Patrick Heide Contemporary Art is delighted to announce Teacher’s Pet, Dillwyn Smith’s second solo exhibition at the gallery.
Smith’s latest exhibition Teacher’s Pet is a result of a long journey experimenting with materials, pigments, colour and light. His recent oeuvre broadly belongs to the realm of colour field abstraction. Yet Smith has developed a distinctly organic and sensual manner more connected to the spiritually charged surfaces of Barnett Newman and Mark Rothko than the tradition of the British colour field painters.
In his Placebo series, Smith has given preference to the pure properties of textiles over painting on canvas or the cut and re-stitched canvases from his previous gallery exhibition Dirty Linen. Smith uses the “language of painting” by juxtaposing asymmetrical stretched pieces of nylon and Dishdasha cloth, held in place with machine stitching. Instead of the colour being applied, it is the colour embedded in the fabric that defines the composition and its mood. The fabrics possess great luminescence thanks to the light susceptibility of the thin tissues and the permeability of semi-transparent fabrics that absorb the light moving across the textiles, bringing the colours to life. The works expand beyond their borders, an effect reinforced by the visibility of the wooden stretchers that reveal a more physical level of the kaleidoscopic composition and connect it to the space they are in. A sense of gravity arises from the works that redefines the relationship between the viewer, the art work and the world beyond.
The upstairs gallery will display Smith’s The Book series which was inspired by a visit to Skellig Michael off the west coast of Ireland while first in residency at the Cill Rialaig project in 2014, this is an ongoing body of work titled Desire for Hermitage. The books are developed from folded, hand-made papers of different sizes, standing upright like open books, the insides covered in diluted pigments. These sculptural arrangements are complemented with prints of close-up views extracting details of the luminescent, warping pages.
Although Smith introduces a sculptural element, colour and sensitivity towards the material remain at the centre of his endeavour. Reduced to the essence, it is the work’s simplicity that determines its intensity. The light that moves on the paper illuminates its coarse surface and reflects onto the unpainted pages and the surrounding area, simultaneously casting shadows. The working method is immediate and intuitive, gestures that play with the natural properties of the materials and render them poetic.
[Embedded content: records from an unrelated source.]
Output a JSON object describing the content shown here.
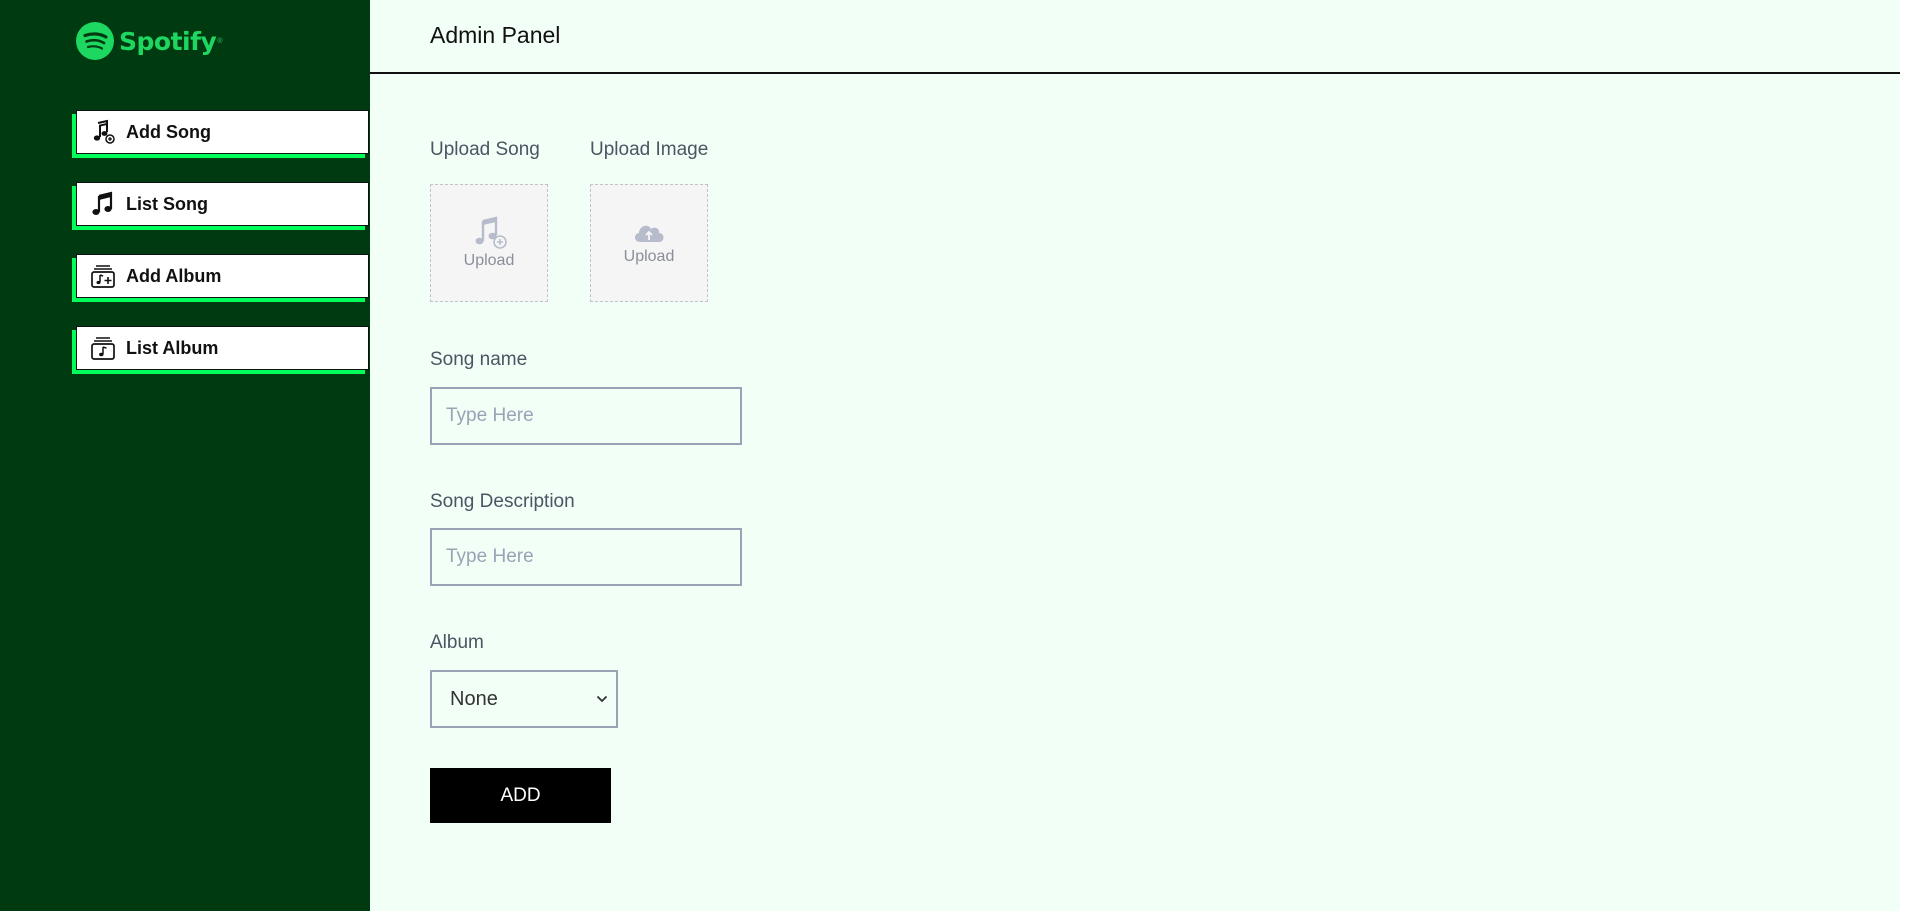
{
  "brand": {
    "name": "Spotify",
    "accent": "#1ed760",
    "sidebar_bg": "#003a10"
  },
  "sidebar": {
    "items": [
      {
        "label": "Add Song",
        "icon": "add-song-icon"
      },
      {
        "label": "List Song",
        "icon": "music-note-icon"
      },
      {
        "label": "Add Album",
        "icon": "add-album-icon"
      },
      {
        "label": "List Album",
        "icon": "album-icon"
      }
    ]
  },
  "header": {
    "title": "Admin Panel"
  },
  "form": {
    "upload_song": {
      "label": "Upload Song",
      "button_text": "Upload",
      "icon": "music-note-add-icon"
    },
    "upload_image": {
      "label": "Upload Image",
      "button_text": "Upload",
      "icon": "cloud-upload-icon"
    },
    "song_name": {
      "label": "Song name",
      "placeholder": "Type Here"
    },
    "song_description": {
      "label": "Song Description",
      "placeholder": "Type Here"
    },
    "album": {
      "label": "Album",
      "selected": "None"
    },
    "submit_label": "ADD"
  }
}
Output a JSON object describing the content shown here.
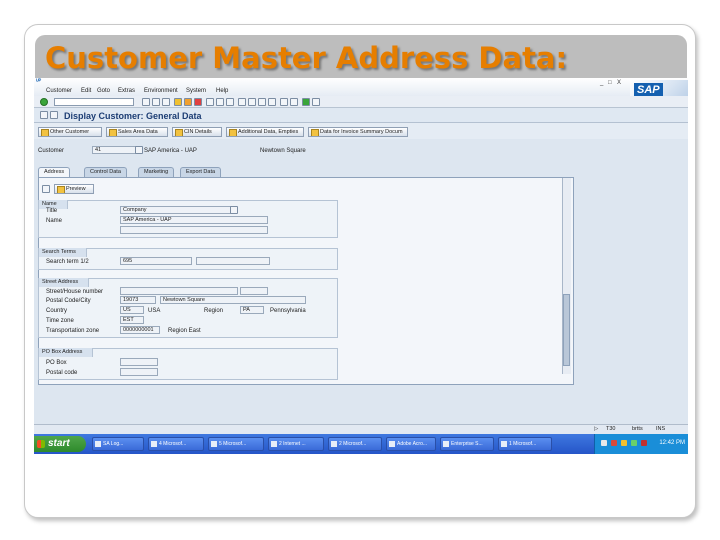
{
  "slide": {
    "title": "Customer Master Address Data:"
  },
  "sap": {
    "window_icon": "ᵁᴾ",
    "menu": [
      "Customer",
      "Edit",
      "Goto",
      "Extras",
      "Environment",
      "System",
      "Help"
    ],
    "window_controls": [
      "_",
      "□",
      "X"
    ],
    "logo": "SAP",
    "screen_title": "Display Customer: General Data",
    "app_buttons": [
      "Other Customer",
      "Sales Area Data",
      "CIN Details",
      "Additional Data, Empties",
      "Data for Invoice Summary Docum"
    ],
    "customer": {
      "label": "Customer",
      "value": "41",
      "name": "SAP America - UAP",
      "city": "Newtown Square"
    },
    "tabs": [
      "Address",
      "Control Data",
      "Marketing",
      "Export Data"
    ],
    "preview_label": "Preview",
    "name_group": {
      "title": "Name",
      "title_label": "Title",
      "title_value": "Company",
      "name_label": "Name",
      "name_value": "SAP America - UAP"
    },
    "search_group": {
      "title": "Search Terms",
      "label": "Search term 1/2",
      "value": "695"
    },
    "street_group": {
      "title": "Street Address",
      "street_label": "Street/House number",
      "postal_label": "Postal Code/City",
      "postal_value": "19073",
      "city_value": "Newtown Square",
      "country_label": "Country",
      "country_value": "US",
      "country_name": "USA",
      "region_label": "Region",
      "region_value": "PA",
      "region_name": "Pennsylvania",
      "timezone_label": "Time zone",
      "timezone_value": "EST",
      "transport_label": "Transportation zone",
      "transport_value": "0000000001",
      "transport_name": "Region East"
    },
    "po_group": {
      "title": "PO Box Address",
      "pobox_label": "PO Box",
      "postal_label": "Postal code"
    },
    "status": {
      "system": "T30",
      "client": "brtts",
      "mode": "INS"
    },
    "taskbar": {
      "start": "start",
      "tasks": [
        "SA Log...",
        "4 Microsof...",
        "5 Microsof...",
        "2 Internet ...",
        "2 Microsof...",
        "Adobe Acro...",
        "Enterprise S...",
        "1 Microsof..."
      ],
      "clock": "12:42 PM"
    }
  }
}
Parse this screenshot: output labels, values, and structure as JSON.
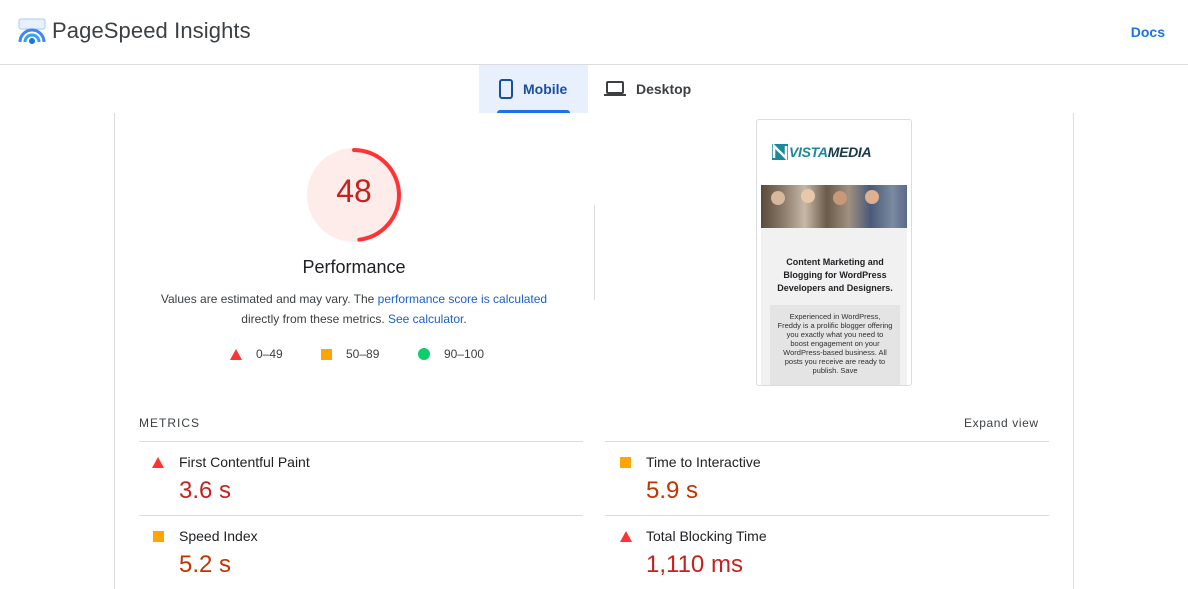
{
  "app": {
    "title": "PageSpeed Insights",
    "docs_label": "Docs"
  },
  "tabs": [
    {
      "label": "Mobile",
      "icon": "smartphone-icon",
      "selected": true
    },
    {
      "label": "Desktop",
      "icon": "laptop-icon",
      "selected": false
    }
  ],
  "performance": {
    "score": "48",
    "score_fraction": 0.48,
    "title": "Performance",
    "desc_prefix": "Values are estimated and may vary. The ",
    "desc_link1": "performance score is calculated",
    "desc_mid": "directly from these metrics. ",
    "desc_link2": "See calculator",
    "desc_suffix": "."
  },
  "legend": [
    {
      "range": "0–49",
      "shape": "triangle",
      "color": "#ff3333"
    },
    {
      "range": "50–89",
      "shape": "square",
      "color": "#ffa400"
    },
    {
      "range": "90–100",
      "shape": "circle",
      "color": "#0cce6b"
    }
  ],
  "screenshot": {
    "brand_main": "VISTA",
    "brand_accent": "MEDIA",
    "heading": "Content Marketing and Blogging for WordPress Developers and Designers.",
    "body": "Experienced in WordPress, Freddy is a prolific blogger offering you exactly what you need to boost engagement on your WordPress-based business. All posts you receive are ready to publish. Save"
  },
  "metrics": {
    "label": "METRICS",
    "expand_label": "Expand view",
    "items": [
      {
        "name": "First Contentful Paint",
        "value": "3.6 s",
        "rating": "fail"
      },
      {
        "name": "Time to Interactive",
        "value": "5.9 s",
        "rating": "average"
      },
      {
        "name": "Speed Index",
        "value": "5.2 s",
        "rating": "average"
      },
      {
        "name": "Total Blocking Time",
        "value": "1,110 ms",
        "rating": "fail"
      }
    ]
  },
  "colors": {
    "accent": "#1a73e8",
    "fail": "#ff3333",
    "average": "#ffa400",
    "pass": "#0cce6b",
    "fail_text": "#c5221f"
  }
}
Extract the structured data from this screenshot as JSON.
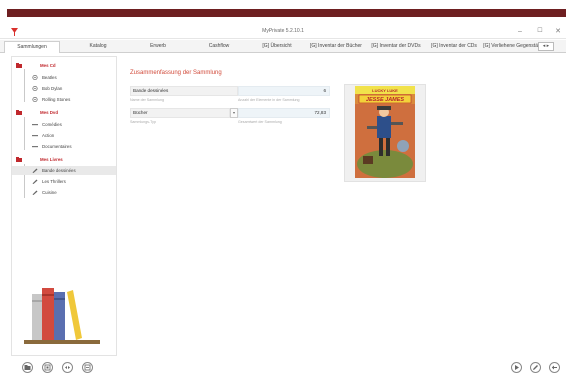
{
  "window": {
    "title": "MyPrivate 5.2.10.1",
    "minimize": "–",
    "maximize": "☐",
    "close": "✕"
  },
  "tabs": [
    {
      "label": "Sammlungen"
    },
    {
      "label": "Katalog"
    },
    {
      "label": "Erwerb"
    },
    {
      "label": "Cashflow"
    },
    {
      "label": "[G] Übersicht"
    },
    {
      "label": "[G] Inventar der Bücher"
    },
    {
      "label": "[G] Inventar der DVDs"
    },
    {
      "label": "[G] Inventar der CDs"
    },
    {
      "label": "[G] Verliehene Gegenstän"
    }
  ],
  "tab_scroll": "◂ ▸",
  "sidebar": {
    "tree": [
      {
        "label": "Mes Cd",
        "kind": "group",
        "icon": "folder-icon"
      },
      {
        "label": "Beatles",
        "kind": "item",
        "icon": "cd-icon"
      },
      {
        "label": "Bob Dylan",
        "kind": "item",
        "icon": "cd-icon"
      },
      {
        "label": "Rolling Stones",
        "kind": "item",
        "icon": "cd-icon"
      },
      {
        "label": "Mes Dvd",
        "kind": "group",
        "icon": "folder-icon"
      },
      {
        "label": "Comédies",
        "kind": "item",
        "icon": "dvd-icon"
      },
      {
        "label": "Action",
        "kind": "item",
        "icon": "dvd-icon"
      },
      {
        "label": "Documentaires",
        "kind": "item",
        "icon": "dvd-icon"
      },
      {
        "label": "Mes Livres",
        "kind": "group",
        "icon": "folder-icon"
      },
      {
        "label": "Bande dessinées",
        "kind": "item",
        "icon": "book-icon",
        "selected": true
      },
      {
        "label": "Les Thrillers",
        "kind": "item",
        "icon": "book-icon"
      },
      {
        "label": "Cuisine",
        "kind": "item",
        "icon": "book-icon"
      }
    ]
  },
  "summary": {
    "title": "Zusammenfassung der Sammlung",
    "collection_name": "Bande dessinées",
    "collection_name_caption": "Name der Sammlung",
    "item_count": "6",
    "item_count_caption": "Anzahl der Elemente in der Sammlung",
    "collection_type": "Bücher",
    "collection_type_caption": "Sammlungs-Typ",
    "total_value": "72,83",
    "total_value_caption": "Gesamtwert der Sammlung"
  },
  "cover": {
    "series": "LUCKY LUKE",
    "title": "JESSE JAMES"
  },
  "colors": {
    "accent": "#c0282d",
    "header_band": "#6e1f21",
    "title_red": "#d14a3a"
  }
}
The titles itself alludes to a darker side of Smith’s urge to create such simple and beautiful works.